▶ _WORK TASK_:
A single number is needed: how many lines of the data hold the word "label".

Element data from apps and pages
▬▬▬
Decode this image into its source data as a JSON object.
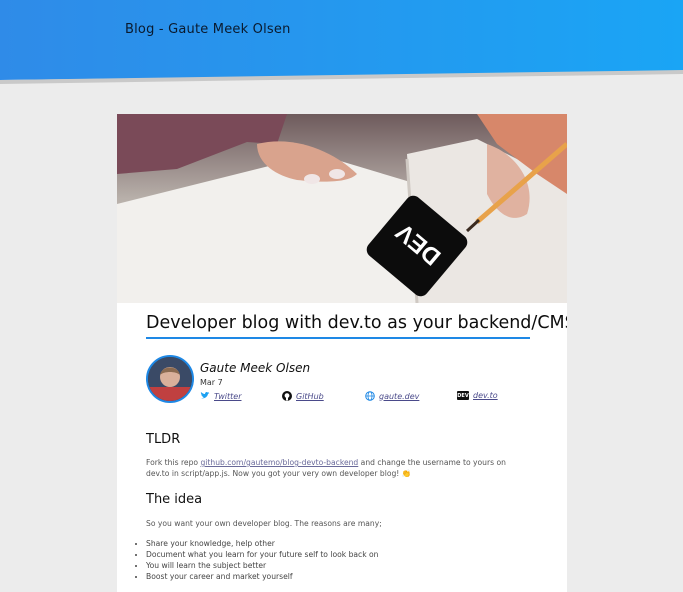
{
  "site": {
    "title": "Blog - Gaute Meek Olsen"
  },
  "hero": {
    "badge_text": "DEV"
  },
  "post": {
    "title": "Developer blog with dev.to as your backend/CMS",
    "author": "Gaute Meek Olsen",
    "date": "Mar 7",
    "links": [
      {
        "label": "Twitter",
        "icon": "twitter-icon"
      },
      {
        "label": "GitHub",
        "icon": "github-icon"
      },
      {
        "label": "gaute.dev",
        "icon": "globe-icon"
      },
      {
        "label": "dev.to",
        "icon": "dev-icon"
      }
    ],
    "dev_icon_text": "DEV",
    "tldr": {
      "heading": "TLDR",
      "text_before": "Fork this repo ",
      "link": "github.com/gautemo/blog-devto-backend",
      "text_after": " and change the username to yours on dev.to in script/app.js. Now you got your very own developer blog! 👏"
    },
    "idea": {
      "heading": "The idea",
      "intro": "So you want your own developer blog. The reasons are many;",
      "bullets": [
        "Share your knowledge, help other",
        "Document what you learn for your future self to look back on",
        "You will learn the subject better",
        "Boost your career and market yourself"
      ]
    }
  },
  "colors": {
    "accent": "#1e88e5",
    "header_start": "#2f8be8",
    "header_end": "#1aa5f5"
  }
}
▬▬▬
▶ _ANSWER TO THE EXERCISE_:
4